» WHAT YOU HAVE TO DO:
Only lines with the word "hint" are wanted; copy each of them from the listing below.

» SOURCE MATERIAL:
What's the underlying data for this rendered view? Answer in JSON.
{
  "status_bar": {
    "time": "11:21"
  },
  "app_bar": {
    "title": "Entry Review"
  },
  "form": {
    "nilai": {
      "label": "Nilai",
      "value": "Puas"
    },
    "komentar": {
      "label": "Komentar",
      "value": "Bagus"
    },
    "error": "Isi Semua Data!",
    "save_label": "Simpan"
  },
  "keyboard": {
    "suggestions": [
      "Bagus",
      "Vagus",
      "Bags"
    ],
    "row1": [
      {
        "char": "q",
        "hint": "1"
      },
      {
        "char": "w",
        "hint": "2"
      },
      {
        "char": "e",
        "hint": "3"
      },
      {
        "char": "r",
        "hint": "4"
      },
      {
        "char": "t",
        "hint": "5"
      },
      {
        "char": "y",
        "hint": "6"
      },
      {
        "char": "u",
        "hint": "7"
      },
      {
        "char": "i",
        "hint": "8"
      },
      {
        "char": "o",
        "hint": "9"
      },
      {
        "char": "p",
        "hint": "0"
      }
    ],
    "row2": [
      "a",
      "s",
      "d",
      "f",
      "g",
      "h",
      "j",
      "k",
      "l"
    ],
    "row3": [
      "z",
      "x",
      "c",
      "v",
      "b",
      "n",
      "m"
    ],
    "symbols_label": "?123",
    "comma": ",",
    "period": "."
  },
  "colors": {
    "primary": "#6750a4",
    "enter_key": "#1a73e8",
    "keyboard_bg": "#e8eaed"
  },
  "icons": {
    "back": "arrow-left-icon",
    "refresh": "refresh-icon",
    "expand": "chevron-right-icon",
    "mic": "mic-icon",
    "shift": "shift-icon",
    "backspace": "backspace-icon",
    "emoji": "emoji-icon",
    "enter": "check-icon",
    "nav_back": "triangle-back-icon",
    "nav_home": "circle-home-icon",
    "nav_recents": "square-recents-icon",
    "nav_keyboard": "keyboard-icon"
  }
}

» EXPECTED ANSWER:
        "hint": "1"
        "hint": "2"
        "hint": "3"
        "hint": "4"
        "hint": "5"
        "hint": "6"
        "hint": "7"
        "hint": "8"
        "hint": "9"
        "hint": "0"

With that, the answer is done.